Author Paro Anand, who has in the recent past seen two of her books taken off the reading list in schools, says she will never stop writing stories for children that are really needed in this increasingly fragmenting world.
Anand was recently awarded the Sahitya Akademi Bal Puruskar for her 2011 book "Wild Child and Other Stories", which has now been published as "Like Smoke: 20 Teens 20 Stories".
She says the Sahitya Akademi award is a validation of serious literature for young people being taken seriously. The Sahitya Akademi has only recently included children's literature in their awards.
"Personally, I felt a sense of completion, of having arrived at the destination that I have fought for, strived for and struggled for. Everything from now on is just bonus," Anand told PTI.
The key mantra through "Wild Child and Other Stories" is empathy and inclusiveness.
"When 'Wild Child' was being written, I was going through a very dark time myself. Both my parents were very ill and almost racing to the finish line together. My editor, Jaya Bhattacharjee, held my hand through the raw emotion that was the process of this writing.
"Later, we realised that this book could hold more, had even more potential, so we re-launched it with a lot more original content as 'Like Smoke'," she says.
The book was republished recently by Penguin.
Anand says she would like, through her stories in "Wild Child", to empower young people to make positive changes in their own lives as well as in the lives of others.
"The teen years are a dark time. I want young people to realise that there is a light at the end of even the darkest tunnel. I want those in a more comfortable place to feel empathy for those who are less fortunate. I want those smack in the middle of crisis to feel less alone," she says.
Anand had been working for a while with children in very privileged urban schools around the country and when she would talk about prejudice, every time, they talked about the big issues of racial discrimination like apartheid or slavery - far off issues in far off lands.
"But all failed to recognise how prevalent it was closer home and especially within themselves. I don't want to blame anyone, I just want us all, especially young people to question whether some of the views and differences they talk about are really their views or the views that are repeated within their hearing over and over," she says.
Asked why her books including "Wild Child and Other Stories" were banned by schools even though she addressed many pertinent issues, Anand says she had been trying to meet those people who raised the objections to try and discuss those objections.
"I am open to correcting myself, If I find their points valid. But so far, no one has been willing to meet me. A reason could be: the first line of the book ('Wild Child') is startling and certainly deeply offensive. But these are not the views of Paro Anand, these are actual words I heard children say over and over again all over the country and indeed the world. The story starts with these words, but it ends in a totally opposite place," she says.

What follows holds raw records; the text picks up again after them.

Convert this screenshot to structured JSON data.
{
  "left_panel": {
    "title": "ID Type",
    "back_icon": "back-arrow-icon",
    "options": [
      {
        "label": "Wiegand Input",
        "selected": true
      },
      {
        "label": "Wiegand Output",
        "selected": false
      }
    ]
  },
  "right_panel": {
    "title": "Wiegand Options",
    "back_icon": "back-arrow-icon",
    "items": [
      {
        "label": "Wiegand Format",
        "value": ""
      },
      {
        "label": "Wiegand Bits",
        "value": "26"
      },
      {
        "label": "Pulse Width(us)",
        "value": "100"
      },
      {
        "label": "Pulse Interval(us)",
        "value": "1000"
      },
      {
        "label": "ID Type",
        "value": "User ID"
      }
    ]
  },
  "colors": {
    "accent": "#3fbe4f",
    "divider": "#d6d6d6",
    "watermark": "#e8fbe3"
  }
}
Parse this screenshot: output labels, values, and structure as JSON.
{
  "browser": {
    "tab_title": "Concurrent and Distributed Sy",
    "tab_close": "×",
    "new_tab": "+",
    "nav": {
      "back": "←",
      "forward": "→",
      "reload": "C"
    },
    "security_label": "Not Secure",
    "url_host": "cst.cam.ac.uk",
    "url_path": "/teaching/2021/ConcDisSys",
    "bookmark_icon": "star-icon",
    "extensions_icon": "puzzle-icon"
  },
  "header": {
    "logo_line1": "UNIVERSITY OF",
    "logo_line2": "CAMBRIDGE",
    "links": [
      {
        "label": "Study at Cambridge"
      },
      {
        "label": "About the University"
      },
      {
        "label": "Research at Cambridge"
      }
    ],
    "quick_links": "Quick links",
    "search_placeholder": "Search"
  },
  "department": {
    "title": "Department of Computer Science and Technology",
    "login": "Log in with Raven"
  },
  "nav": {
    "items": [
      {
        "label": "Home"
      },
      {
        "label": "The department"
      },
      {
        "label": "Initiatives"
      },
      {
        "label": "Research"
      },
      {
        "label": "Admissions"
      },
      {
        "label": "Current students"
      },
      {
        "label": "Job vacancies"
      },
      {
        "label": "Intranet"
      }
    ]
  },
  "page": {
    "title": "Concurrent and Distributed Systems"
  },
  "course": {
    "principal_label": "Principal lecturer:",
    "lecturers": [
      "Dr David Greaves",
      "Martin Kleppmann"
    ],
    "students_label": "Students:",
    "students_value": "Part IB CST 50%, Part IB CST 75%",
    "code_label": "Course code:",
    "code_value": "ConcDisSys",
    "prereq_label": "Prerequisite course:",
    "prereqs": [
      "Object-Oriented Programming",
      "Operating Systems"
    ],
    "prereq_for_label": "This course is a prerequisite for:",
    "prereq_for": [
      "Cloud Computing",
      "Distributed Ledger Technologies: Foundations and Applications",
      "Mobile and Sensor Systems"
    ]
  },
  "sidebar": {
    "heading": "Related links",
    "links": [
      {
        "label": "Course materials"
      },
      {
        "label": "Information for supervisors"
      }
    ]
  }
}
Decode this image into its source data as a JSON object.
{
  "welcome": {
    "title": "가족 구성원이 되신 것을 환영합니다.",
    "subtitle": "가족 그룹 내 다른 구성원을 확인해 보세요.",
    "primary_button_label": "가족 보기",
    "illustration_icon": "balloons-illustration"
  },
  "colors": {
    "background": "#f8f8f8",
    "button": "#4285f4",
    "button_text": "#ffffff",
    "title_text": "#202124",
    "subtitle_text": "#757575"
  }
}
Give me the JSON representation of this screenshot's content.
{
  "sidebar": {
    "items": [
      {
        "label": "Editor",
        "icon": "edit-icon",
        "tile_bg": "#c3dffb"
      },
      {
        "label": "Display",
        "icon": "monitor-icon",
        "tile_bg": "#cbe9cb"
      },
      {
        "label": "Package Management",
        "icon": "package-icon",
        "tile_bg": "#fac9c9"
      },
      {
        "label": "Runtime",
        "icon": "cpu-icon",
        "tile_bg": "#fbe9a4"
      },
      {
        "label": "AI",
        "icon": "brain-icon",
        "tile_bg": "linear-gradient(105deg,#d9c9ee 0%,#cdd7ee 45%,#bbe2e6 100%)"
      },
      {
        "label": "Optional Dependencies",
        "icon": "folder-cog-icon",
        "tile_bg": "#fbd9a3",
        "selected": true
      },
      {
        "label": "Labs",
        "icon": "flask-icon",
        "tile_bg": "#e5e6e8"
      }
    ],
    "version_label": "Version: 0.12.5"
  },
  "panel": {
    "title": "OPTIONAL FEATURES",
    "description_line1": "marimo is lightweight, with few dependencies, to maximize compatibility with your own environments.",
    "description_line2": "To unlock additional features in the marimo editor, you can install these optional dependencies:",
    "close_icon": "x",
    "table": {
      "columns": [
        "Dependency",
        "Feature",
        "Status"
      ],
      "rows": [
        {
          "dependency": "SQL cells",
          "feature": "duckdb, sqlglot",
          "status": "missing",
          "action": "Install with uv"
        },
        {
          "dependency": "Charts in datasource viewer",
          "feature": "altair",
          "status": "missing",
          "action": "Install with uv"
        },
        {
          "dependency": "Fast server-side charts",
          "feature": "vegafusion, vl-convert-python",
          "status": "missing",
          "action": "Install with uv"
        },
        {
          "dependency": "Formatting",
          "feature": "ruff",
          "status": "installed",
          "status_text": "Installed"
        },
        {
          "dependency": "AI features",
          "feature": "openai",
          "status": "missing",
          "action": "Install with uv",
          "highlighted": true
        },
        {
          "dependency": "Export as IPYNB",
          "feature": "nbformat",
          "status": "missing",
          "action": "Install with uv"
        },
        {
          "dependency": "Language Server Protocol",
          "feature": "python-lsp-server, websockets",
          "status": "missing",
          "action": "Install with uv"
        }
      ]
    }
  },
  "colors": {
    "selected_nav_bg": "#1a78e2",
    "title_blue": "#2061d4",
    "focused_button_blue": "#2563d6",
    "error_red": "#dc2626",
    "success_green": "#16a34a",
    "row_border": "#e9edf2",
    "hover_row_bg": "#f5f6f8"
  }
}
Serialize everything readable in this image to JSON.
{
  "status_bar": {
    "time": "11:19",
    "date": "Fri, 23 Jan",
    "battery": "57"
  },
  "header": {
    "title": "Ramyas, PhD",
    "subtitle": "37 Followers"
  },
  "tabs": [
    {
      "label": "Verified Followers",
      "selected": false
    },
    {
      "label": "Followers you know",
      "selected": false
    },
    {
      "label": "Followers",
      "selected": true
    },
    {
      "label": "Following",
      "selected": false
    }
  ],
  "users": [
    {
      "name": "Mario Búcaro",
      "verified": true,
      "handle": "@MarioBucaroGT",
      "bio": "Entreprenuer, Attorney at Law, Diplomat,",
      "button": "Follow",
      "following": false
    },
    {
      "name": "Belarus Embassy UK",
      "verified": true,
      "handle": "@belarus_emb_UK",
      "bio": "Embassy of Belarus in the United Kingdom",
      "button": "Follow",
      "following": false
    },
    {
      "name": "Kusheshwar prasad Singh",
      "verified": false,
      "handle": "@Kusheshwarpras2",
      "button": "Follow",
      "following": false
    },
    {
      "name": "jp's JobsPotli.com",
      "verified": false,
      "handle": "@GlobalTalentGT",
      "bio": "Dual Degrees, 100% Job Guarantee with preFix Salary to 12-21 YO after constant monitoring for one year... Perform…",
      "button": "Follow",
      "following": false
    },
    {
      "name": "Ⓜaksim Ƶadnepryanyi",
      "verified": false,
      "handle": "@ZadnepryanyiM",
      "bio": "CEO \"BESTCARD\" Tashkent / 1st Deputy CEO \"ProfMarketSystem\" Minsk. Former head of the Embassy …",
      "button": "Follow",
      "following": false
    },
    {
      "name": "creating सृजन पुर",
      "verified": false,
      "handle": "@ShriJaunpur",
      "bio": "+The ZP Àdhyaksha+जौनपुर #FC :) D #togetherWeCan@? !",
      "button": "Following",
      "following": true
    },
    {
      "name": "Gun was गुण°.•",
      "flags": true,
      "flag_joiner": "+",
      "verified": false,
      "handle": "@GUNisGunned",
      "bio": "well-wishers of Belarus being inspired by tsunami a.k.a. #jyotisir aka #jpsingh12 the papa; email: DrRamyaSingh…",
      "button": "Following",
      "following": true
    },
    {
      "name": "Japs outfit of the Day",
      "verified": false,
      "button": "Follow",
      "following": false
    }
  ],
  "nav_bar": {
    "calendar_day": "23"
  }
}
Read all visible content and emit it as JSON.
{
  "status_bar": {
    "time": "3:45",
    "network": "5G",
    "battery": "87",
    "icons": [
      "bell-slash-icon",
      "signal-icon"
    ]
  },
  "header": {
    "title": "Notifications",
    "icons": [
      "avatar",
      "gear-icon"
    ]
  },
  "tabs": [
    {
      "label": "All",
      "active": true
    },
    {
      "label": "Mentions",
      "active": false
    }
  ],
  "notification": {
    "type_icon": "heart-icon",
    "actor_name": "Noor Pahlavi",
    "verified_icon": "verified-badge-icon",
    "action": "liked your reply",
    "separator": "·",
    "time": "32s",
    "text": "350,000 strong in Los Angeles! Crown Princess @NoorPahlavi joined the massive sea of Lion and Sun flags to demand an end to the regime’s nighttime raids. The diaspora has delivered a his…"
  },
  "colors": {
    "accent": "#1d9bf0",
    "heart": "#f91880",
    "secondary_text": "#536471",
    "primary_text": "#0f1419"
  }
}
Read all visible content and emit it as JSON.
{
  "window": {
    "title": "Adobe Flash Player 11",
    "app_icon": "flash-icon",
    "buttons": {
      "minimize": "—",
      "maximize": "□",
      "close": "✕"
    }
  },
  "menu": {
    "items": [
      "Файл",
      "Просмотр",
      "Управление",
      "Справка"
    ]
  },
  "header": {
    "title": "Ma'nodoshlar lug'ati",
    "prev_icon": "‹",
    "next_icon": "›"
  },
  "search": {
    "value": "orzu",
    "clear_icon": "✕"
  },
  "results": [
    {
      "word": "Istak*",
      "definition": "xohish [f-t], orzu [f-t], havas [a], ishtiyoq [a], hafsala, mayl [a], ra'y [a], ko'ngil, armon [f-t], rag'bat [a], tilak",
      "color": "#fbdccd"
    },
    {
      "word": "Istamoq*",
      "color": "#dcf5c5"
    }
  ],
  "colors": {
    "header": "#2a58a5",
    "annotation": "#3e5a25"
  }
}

The second reason, according to her, could be the fact that the boy and girl exchange a hurried kiss on school premises.
"Ah, now in the story, they immediately realise that they shouldn't have done it. Harry Potter, the Twilight series, Hunger Games -- endless books available in schools -- have a loving relationship between characters. It seems the objection is only valid if it is an Indian story set in an Indian school! That seems pretty unfair. And the story never advocates kissing, it just happens," she says.
Another fact could be that a boy from one religion and a girl from another fall in love, Anand says.
"But shouldn't we be comfortable and happy when hate is replaced by love," she asks
The move by schools did not deter you.
"It only showed me that I was on the right track. It spurred me on. My next book, 'The Other', pushes the boundaries even more. I was upset, at first, but only because I was unable to meet with those who were raising the objections and dialogue with them. My stories all encourage inclusiveness, to find common ground and stop the hatred.
"I know that I will never stop writing these stories.
Writing the pretty, sweet stories are easy, but these are the ones that we really do need in this increasingly fragmenting world," she says.
Anand spend half of her professional life interacting with young people.
"I have worked with over 3 lakh children over the years and the number keeps growing. I am endlessly inspired by them and astonished by this generation. It gives me so much hope for our future. They are powerful beings and I would love to play a tiny role in equipping them to be agents of positive change," she says.
Anand is now working on a collection of stories called "The Other" which pushes "Wild Child" and "Like Smoke" even further.
"I am also trying to write a novel on finding roots called 'Nomads Land'," she says.